Graphically, the game bolsters its charm-factor even more by displaying the entire world and characters in old-school 8-bit pixelated glory. Half-Minute Hero: Super Mega Neo Climax for XBLA saw a complete revamp and upgrade in graphics that portrayed a more “Chibi” Japanese anime design to the world and characters. This graphical update also meant certain different story modes were completely reworked gameplay wise to accommodate for the new graphical fidelity.
Another thing I found very funny was how fast this game actually is in every sense. If you skip dialogue it will zip by at light speed. Each level completed will end with a credit sequence, as if it was pretending that the short 1 minute level you just completed was an epic JRPG saga of some sort – yet again, you can simply press a button to watch the credit sequence completely annihilate itself at unfathomable speeds!
Half-Minute Hero: Super Mega Neo Climax Ultimate Boy thankfully features both graphic options that you can switch out in the main menu. Incredibly, all versions of the games are included from both versions, effectively completely doubling a gamer’s potential gameplay time.
I've briefly mentioned the controls, but I have to mention here that despite this being for the PC, it adopts the XBLA control scheme, so will need a controller – I used my PlayStation 3 controller mapped to an Xbox 360 control configuration (it still freaks me out how weird this is; On a PC, with a PS3 controller, mapped to a Xbox 360 configuration.)
The game generally runs incredibly well and feels vastly superior to all previous versions. Loading times are very short and the graphics look absolutely marvelous for what they are on a large screen – Sound is also fantastically presented.
STEAM Achievements are also included, as well as multiplayer mode. Multiplayer is basically a time attack against other players who are competing under a non-stop 30 second time limit (which can be replenished but never stops even if you're in town).
As mentioned before, the graphical options make a very big difference to gameplay. The new graphics maintain a gameplay style that I've' outlined in this review, but playing this game’s story modes on the older more retro graphic option will open the gameplay style up to real-time strategy and rock/paper/scissor styled mechanics, Shoot-Em up style gameplay which is very close to games such as Zenonia.

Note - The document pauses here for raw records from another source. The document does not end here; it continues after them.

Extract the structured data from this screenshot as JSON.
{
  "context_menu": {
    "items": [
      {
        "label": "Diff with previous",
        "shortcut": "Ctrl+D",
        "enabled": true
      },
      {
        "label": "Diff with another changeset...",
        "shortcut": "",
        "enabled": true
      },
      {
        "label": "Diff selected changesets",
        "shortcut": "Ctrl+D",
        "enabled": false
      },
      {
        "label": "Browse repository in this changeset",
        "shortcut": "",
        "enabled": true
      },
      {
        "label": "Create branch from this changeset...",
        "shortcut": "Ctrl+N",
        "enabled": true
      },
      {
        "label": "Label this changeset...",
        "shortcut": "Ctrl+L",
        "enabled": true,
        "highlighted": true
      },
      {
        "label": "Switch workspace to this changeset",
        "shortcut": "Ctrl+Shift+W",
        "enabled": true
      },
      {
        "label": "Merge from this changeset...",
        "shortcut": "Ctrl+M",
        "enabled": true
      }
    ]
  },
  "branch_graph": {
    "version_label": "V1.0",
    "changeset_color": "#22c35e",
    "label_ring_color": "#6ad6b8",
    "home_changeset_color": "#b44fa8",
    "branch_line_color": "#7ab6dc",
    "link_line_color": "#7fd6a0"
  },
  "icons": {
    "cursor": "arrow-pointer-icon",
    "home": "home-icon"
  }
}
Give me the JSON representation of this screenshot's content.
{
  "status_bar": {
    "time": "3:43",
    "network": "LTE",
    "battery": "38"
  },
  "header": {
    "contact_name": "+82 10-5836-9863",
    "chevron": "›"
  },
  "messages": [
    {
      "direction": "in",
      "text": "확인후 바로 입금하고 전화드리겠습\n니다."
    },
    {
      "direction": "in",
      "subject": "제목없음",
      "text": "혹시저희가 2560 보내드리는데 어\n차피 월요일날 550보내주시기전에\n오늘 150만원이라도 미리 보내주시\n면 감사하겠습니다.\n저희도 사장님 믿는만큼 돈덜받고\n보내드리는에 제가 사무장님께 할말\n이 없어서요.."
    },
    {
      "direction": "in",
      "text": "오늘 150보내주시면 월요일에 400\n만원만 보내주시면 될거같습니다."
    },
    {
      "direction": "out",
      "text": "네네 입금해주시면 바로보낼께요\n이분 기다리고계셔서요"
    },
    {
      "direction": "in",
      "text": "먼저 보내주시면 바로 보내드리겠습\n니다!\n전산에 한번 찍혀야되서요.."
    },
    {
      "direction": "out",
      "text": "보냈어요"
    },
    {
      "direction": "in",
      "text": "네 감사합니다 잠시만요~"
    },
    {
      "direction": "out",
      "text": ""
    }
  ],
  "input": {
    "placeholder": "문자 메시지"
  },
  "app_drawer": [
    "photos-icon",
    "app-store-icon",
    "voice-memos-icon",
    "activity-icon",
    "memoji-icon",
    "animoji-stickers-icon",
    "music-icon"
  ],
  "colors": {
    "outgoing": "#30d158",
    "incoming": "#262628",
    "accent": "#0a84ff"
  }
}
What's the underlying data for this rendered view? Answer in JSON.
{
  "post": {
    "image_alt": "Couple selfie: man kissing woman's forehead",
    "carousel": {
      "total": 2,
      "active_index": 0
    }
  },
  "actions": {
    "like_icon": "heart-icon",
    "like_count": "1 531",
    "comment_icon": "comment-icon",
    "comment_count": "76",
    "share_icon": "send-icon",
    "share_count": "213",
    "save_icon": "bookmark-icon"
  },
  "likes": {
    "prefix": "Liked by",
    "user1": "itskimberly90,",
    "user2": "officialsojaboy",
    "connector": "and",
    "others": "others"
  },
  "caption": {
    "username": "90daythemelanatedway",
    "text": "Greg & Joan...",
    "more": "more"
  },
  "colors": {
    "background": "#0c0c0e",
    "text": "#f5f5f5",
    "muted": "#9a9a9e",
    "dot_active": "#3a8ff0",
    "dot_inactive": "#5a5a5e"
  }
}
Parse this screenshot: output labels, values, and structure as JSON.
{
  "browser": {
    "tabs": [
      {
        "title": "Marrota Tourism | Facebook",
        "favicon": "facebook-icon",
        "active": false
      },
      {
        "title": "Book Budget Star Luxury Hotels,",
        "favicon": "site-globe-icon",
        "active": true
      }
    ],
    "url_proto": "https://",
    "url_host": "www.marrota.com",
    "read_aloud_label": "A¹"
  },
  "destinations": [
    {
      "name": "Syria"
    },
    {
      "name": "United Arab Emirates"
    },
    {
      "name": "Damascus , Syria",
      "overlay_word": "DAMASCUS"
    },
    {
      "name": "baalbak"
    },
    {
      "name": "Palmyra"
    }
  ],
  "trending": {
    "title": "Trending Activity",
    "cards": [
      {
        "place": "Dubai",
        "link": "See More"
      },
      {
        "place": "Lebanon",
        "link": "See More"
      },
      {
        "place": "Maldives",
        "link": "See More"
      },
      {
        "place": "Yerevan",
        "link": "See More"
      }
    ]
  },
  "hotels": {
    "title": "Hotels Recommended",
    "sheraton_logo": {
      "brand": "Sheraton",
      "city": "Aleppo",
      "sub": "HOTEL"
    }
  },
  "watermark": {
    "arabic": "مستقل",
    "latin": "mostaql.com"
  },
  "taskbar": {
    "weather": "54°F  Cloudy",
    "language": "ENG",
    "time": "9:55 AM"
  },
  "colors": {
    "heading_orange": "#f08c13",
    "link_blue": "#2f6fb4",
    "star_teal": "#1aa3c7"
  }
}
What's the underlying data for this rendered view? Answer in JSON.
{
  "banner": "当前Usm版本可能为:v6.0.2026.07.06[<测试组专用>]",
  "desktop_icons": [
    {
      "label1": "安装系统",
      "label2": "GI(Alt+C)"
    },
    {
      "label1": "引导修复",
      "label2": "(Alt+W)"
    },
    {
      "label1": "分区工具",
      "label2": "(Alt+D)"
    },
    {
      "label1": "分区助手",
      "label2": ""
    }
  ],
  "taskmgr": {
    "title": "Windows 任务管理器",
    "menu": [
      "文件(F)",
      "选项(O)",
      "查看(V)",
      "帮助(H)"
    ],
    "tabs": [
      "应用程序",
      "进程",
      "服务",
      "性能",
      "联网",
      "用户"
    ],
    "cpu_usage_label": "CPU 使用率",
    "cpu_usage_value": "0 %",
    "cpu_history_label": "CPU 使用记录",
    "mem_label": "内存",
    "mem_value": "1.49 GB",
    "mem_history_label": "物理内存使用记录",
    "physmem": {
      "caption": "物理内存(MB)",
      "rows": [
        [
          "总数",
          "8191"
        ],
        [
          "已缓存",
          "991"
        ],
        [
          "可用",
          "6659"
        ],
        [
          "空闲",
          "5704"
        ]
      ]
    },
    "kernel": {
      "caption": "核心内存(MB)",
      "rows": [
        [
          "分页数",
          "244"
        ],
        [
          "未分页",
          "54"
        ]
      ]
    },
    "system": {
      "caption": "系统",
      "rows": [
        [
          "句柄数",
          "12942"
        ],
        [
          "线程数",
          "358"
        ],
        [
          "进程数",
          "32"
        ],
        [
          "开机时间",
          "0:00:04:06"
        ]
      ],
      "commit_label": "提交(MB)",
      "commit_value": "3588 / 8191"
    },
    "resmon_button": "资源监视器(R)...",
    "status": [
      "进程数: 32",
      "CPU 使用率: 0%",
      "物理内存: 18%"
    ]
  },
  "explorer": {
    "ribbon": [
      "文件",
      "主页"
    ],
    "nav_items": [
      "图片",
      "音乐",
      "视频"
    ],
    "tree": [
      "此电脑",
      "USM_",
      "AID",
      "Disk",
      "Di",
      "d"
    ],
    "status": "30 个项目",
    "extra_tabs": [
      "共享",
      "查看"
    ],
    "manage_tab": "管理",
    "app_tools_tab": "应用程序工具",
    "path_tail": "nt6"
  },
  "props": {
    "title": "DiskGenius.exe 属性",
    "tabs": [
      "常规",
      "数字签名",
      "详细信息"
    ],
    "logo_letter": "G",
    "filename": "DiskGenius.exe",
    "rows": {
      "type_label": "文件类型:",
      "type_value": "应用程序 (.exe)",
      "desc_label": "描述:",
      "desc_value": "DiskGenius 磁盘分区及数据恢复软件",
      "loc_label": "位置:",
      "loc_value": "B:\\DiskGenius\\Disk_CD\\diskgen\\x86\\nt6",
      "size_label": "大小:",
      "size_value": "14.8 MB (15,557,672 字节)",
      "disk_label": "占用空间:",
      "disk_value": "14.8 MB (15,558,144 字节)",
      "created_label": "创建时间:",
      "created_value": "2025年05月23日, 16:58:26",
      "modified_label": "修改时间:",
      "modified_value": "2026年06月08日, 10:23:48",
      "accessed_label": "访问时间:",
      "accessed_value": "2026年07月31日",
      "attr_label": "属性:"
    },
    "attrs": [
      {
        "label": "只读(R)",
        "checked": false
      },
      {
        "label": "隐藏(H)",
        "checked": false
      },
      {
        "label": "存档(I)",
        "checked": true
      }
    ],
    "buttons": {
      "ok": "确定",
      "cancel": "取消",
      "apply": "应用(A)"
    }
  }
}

With all its content, we still have to remember that this is a port and a re-release. Inevitably we’ll have to ask ourselves: Is it worth it?
To say the least, this game feels “right” on STEAM and on the PC. It’s always had a charm akin to indie-developed games such as Super Meat Boy or VVVVVV. I always feel PC gaming is the bastion of indie games, and a game like Half-Minute Hero: Super Mega Neo Climax Ultimate Boy will really flourish with the STEAM community.
While I can’t deny there's a replay-ability value there, it can be repetitive – however that's the intended nature of the game and, yet again, the game is aware of this and parodies the nature of this repetitiveness through character and story dialogue.
With its charm, indie-appeal, great controls, fantastic graphical presentation, tons upon tons of content and great soundtrack, Half-Minute Hero: Super Mega Neo Climax Ultimate Boy flourishes flawlessly on the PC as if it was made for it and its community. My only gripe is it took this long to finally appear on the PC – the community now swamped in a sea of indie videogames that copy the visual and personality of this game. However, by its own merits this game still stands on its own as one of the most unique, fast paced, arcade-like JPRGs. It''s fun, addictive, satisfying and excellent value for your money.
Half Minute Hero: Super Mega Neo Climax Ultimate Boy will be available for £9.99 from Steam and Playism from 6:00pm today